WHAT TO WORK ON.
Please return every line of the records below that contains the word "JSON".

Extracted records
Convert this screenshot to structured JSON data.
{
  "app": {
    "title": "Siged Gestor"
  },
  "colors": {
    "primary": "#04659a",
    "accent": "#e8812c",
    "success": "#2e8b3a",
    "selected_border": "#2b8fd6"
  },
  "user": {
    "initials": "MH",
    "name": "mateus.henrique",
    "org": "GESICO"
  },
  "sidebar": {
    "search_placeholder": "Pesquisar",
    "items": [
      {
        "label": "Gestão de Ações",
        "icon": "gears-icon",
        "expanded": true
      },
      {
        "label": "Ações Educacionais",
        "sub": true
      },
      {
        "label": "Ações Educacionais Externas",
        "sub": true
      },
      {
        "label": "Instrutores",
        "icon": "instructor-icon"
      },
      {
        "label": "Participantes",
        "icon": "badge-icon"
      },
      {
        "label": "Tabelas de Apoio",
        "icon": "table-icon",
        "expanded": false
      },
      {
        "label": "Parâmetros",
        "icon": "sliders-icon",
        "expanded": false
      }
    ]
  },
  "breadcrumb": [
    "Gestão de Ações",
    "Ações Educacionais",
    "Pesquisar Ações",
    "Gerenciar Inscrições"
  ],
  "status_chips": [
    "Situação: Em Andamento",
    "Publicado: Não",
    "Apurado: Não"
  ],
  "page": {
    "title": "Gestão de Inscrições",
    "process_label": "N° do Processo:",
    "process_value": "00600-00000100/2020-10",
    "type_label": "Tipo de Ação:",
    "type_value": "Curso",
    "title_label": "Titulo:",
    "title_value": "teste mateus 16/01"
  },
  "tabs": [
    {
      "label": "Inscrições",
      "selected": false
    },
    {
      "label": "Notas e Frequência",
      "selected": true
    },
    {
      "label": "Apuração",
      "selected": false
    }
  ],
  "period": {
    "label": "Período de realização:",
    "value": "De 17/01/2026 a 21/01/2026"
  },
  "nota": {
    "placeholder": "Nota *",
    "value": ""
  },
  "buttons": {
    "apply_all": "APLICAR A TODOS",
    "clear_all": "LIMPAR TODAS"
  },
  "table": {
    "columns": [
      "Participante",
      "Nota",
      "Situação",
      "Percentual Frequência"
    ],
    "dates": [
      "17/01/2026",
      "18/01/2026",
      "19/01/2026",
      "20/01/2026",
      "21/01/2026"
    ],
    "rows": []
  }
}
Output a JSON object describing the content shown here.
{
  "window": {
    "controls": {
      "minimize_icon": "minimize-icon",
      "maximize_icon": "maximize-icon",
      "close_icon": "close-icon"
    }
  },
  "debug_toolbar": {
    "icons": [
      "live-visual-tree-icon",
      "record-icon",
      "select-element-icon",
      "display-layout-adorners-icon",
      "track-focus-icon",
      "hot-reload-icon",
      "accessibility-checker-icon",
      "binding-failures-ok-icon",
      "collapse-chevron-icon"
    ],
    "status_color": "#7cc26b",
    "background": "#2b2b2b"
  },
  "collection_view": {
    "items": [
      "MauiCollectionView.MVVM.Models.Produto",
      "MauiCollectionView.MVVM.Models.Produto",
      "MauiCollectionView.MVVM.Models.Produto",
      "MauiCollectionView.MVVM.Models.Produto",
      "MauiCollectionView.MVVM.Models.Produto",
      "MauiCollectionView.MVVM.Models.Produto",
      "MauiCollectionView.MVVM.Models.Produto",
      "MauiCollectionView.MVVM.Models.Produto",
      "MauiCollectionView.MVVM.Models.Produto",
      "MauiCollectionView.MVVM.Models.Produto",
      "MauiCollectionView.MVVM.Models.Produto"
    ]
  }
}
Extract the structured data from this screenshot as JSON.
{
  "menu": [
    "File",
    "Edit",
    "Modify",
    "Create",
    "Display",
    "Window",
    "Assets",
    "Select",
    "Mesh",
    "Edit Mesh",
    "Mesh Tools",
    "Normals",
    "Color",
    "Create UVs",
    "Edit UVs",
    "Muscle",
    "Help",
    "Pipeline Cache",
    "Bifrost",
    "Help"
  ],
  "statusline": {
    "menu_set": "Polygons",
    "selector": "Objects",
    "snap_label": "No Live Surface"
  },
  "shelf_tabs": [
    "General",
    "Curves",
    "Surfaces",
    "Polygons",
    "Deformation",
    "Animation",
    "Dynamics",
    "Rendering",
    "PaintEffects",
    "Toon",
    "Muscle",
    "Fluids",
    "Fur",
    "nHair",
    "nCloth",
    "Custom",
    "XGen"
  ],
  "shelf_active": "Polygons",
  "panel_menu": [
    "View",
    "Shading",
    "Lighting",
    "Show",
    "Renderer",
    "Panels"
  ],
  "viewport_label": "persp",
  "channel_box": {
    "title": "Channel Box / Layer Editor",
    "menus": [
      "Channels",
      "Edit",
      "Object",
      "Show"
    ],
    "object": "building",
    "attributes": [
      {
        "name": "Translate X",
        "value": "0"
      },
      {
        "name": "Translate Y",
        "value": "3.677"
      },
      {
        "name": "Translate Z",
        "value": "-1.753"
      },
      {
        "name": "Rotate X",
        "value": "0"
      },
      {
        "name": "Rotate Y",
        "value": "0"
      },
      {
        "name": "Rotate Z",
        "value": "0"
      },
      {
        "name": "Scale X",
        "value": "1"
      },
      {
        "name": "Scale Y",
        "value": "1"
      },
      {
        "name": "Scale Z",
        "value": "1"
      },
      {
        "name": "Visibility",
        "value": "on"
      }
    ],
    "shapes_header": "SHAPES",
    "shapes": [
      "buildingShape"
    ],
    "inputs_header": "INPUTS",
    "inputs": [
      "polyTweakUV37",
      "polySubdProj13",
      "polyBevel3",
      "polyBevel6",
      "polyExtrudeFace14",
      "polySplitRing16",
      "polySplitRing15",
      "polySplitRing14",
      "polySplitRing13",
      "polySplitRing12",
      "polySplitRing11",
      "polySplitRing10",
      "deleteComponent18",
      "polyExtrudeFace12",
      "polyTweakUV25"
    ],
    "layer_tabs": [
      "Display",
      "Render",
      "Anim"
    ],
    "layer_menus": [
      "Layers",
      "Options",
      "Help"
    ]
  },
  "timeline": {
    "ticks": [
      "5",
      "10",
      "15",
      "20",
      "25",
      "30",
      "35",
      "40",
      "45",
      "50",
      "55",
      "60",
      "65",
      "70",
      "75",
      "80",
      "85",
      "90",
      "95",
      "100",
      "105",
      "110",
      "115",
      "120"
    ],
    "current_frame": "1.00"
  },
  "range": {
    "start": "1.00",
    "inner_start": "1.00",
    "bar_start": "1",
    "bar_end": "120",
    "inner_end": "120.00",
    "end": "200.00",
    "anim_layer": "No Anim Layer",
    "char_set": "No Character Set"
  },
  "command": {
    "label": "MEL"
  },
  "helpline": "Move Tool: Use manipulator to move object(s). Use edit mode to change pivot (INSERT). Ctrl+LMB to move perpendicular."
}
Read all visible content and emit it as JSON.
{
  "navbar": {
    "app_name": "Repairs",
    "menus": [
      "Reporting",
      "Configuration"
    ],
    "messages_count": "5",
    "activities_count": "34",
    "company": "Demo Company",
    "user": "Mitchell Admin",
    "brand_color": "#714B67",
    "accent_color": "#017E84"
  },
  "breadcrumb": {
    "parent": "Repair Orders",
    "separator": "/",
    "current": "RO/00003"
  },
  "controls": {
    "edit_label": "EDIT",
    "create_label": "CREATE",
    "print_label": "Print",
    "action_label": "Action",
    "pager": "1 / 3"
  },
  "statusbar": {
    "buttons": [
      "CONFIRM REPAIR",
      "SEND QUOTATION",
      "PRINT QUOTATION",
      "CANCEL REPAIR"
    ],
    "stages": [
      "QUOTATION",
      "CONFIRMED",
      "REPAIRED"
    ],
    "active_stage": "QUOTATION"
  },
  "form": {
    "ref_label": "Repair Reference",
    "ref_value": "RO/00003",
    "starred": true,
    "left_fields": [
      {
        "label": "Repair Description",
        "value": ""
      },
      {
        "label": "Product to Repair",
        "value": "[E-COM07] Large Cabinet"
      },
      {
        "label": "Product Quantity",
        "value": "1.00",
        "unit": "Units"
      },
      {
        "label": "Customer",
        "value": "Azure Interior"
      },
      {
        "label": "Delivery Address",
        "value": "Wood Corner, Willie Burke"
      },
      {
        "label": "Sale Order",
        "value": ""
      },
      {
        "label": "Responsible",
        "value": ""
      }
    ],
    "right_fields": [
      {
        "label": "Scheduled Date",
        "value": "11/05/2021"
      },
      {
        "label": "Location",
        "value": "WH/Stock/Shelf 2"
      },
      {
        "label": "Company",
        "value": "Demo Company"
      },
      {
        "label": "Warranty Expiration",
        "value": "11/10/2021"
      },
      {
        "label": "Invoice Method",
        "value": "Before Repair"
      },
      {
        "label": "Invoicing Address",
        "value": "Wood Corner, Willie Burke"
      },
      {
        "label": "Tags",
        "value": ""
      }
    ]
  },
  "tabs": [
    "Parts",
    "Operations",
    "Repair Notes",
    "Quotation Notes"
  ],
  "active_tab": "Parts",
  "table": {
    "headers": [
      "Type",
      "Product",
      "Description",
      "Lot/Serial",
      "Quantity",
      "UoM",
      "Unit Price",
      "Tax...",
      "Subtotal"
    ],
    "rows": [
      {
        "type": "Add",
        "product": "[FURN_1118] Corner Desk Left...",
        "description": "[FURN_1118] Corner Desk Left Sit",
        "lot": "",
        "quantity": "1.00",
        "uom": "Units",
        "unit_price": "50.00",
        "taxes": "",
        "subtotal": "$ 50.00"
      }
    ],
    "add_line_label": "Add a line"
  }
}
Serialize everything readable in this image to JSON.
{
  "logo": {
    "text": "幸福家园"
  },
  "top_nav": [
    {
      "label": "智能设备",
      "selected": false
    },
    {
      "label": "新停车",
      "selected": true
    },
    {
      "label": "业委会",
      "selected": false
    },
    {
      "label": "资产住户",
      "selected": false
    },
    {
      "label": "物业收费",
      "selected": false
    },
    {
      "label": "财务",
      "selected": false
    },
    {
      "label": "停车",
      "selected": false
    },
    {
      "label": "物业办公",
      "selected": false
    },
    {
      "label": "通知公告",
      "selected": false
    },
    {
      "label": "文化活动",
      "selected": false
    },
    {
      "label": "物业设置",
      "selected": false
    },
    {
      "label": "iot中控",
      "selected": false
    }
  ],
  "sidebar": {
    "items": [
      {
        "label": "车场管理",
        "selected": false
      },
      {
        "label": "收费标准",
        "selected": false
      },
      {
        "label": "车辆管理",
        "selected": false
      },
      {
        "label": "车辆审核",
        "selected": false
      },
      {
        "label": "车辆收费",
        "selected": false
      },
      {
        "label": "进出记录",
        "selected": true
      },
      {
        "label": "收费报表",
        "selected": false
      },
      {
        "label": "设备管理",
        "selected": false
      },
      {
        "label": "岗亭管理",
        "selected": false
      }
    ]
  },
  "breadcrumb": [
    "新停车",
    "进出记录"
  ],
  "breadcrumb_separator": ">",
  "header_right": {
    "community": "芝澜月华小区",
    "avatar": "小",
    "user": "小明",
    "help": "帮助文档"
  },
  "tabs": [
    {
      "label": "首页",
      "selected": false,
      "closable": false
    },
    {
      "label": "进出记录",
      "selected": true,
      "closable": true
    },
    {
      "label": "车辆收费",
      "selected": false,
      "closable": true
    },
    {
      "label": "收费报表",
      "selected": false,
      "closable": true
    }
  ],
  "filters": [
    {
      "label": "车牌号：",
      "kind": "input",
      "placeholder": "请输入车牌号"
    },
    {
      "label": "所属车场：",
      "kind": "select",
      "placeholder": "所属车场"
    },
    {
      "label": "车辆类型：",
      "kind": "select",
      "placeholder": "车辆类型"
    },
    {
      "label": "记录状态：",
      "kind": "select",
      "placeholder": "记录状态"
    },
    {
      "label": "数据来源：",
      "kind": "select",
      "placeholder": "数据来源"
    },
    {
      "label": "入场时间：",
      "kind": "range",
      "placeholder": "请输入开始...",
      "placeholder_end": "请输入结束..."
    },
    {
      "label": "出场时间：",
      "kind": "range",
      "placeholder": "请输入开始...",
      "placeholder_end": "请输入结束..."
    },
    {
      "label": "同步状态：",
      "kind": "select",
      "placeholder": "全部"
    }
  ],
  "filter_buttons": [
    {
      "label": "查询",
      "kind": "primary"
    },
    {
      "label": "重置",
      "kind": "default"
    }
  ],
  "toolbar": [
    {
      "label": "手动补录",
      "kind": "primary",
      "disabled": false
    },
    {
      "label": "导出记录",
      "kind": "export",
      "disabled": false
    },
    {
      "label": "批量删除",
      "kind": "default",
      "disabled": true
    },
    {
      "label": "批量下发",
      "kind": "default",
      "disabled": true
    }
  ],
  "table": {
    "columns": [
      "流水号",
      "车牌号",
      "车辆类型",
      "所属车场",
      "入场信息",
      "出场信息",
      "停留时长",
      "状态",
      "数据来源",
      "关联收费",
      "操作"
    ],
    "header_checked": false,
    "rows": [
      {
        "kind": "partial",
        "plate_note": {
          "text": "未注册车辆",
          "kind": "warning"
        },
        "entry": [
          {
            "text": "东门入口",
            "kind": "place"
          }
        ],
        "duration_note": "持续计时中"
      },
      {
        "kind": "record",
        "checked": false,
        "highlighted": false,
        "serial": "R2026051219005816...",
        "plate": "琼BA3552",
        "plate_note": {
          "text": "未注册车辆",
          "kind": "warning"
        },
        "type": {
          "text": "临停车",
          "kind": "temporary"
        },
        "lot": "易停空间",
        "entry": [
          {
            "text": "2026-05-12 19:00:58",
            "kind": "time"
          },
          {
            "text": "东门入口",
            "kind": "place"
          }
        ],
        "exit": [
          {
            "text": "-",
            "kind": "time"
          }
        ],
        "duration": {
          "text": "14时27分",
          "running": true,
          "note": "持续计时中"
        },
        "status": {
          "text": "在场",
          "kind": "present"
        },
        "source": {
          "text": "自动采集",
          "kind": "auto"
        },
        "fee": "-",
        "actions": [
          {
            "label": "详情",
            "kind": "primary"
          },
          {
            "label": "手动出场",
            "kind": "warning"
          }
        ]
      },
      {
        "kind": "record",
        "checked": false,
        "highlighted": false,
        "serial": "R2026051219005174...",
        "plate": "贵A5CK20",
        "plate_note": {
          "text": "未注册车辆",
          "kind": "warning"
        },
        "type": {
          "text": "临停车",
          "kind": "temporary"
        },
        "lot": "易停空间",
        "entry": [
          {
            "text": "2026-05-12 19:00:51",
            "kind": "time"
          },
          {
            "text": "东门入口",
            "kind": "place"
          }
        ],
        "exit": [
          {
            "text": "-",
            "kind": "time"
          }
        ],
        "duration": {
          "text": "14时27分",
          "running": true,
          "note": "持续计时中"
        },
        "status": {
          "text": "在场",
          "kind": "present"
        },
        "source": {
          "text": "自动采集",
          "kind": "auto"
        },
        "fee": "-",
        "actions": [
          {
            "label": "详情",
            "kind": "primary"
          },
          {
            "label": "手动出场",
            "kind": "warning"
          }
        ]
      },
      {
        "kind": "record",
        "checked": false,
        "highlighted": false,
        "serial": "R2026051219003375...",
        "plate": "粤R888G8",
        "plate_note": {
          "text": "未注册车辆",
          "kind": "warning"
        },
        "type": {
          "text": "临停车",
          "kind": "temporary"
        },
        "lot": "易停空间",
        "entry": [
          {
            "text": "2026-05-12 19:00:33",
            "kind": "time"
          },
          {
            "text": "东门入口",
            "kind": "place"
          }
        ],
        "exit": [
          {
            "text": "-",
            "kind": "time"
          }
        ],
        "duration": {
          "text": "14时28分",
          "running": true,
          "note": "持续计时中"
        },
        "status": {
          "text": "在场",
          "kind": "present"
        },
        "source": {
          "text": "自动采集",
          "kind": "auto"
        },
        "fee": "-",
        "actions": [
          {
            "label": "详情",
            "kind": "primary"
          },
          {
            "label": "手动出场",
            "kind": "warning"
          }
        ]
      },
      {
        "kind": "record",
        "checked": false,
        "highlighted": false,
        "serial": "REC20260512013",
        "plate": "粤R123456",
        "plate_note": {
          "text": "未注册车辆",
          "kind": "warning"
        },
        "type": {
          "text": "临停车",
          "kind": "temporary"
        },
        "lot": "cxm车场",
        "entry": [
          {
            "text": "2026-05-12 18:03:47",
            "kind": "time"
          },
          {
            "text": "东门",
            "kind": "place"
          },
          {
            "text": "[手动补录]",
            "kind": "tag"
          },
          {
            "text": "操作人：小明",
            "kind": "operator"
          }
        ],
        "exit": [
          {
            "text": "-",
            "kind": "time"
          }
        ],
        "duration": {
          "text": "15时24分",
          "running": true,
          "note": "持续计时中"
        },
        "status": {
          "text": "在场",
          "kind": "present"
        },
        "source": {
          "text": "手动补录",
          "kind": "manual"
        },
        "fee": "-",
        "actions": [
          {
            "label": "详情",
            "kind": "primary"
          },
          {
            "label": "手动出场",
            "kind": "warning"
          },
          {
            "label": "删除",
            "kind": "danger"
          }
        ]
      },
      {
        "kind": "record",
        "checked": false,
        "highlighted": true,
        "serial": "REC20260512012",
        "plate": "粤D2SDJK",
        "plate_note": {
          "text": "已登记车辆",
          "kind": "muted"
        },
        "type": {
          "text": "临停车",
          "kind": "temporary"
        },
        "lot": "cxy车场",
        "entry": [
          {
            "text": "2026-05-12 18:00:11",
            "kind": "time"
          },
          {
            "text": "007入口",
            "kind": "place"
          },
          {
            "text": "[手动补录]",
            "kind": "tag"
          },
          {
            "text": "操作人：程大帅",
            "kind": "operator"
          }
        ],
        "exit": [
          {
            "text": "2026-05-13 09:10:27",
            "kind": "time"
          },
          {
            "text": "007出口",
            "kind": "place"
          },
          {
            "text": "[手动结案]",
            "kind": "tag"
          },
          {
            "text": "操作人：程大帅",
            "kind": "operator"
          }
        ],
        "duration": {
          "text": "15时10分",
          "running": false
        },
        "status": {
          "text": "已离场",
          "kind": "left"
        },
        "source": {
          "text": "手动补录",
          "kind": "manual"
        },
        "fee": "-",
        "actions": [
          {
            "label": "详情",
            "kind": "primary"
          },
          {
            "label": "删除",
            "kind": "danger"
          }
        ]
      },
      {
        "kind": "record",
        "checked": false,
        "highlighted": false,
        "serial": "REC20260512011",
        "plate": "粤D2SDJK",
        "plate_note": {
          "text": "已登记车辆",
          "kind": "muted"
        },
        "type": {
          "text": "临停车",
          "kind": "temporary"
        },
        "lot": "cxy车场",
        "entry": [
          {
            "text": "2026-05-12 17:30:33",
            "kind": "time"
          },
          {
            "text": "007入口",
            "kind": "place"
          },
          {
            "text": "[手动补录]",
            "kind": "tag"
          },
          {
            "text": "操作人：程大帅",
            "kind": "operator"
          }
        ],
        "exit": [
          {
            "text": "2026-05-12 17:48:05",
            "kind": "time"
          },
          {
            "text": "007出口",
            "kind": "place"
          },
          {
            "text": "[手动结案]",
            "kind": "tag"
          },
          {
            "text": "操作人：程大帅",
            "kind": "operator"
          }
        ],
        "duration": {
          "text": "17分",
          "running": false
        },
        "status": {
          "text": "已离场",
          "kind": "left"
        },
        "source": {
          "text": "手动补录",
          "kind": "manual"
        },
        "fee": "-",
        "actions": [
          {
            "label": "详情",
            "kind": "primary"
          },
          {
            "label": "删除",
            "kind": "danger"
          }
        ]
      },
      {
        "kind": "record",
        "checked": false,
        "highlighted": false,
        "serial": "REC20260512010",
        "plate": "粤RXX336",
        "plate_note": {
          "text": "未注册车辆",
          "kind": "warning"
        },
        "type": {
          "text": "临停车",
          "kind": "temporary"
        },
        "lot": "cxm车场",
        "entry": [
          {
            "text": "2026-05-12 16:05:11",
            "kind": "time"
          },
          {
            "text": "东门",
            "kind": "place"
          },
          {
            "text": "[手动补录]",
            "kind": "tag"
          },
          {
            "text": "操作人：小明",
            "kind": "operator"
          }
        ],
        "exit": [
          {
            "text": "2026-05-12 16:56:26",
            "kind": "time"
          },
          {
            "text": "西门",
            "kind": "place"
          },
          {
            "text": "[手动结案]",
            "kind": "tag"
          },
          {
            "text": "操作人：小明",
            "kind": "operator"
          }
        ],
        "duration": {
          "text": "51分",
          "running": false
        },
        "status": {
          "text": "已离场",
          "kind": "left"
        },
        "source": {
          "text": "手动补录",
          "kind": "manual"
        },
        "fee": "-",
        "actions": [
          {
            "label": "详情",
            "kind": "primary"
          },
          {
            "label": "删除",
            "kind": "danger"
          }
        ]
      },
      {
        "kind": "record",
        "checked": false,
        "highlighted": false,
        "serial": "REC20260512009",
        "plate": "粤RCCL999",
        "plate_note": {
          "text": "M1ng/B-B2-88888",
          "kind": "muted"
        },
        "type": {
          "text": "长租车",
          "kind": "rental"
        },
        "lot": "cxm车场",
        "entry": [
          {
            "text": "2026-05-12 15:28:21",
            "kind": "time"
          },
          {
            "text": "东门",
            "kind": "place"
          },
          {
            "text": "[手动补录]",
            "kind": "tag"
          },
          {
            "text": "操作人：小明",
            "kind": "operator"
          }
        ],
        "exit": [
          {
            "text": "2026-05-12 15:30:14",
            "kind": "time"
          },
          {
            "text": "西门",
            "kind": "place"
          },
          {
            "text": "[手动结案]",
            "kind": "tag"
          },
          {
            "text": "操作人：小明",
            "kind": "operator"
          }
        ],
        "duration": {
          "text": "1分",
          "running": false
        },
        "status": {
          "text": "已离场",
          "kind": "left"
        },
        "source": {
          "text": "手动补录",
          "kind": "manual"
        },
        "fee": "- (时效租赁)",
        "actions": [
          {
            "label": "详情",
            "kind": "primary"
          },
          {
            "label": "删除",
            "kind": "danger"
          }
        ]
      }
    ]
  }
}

WRITTEN SOLUTION.
Convert this screenshot to structured JSON data.
Output a JSON object describing the content shown here.
Extract the structured data from this screenshot as JSON.
Read all visible content and emit it as JSON.
Serialize everything readable in this image to JSON.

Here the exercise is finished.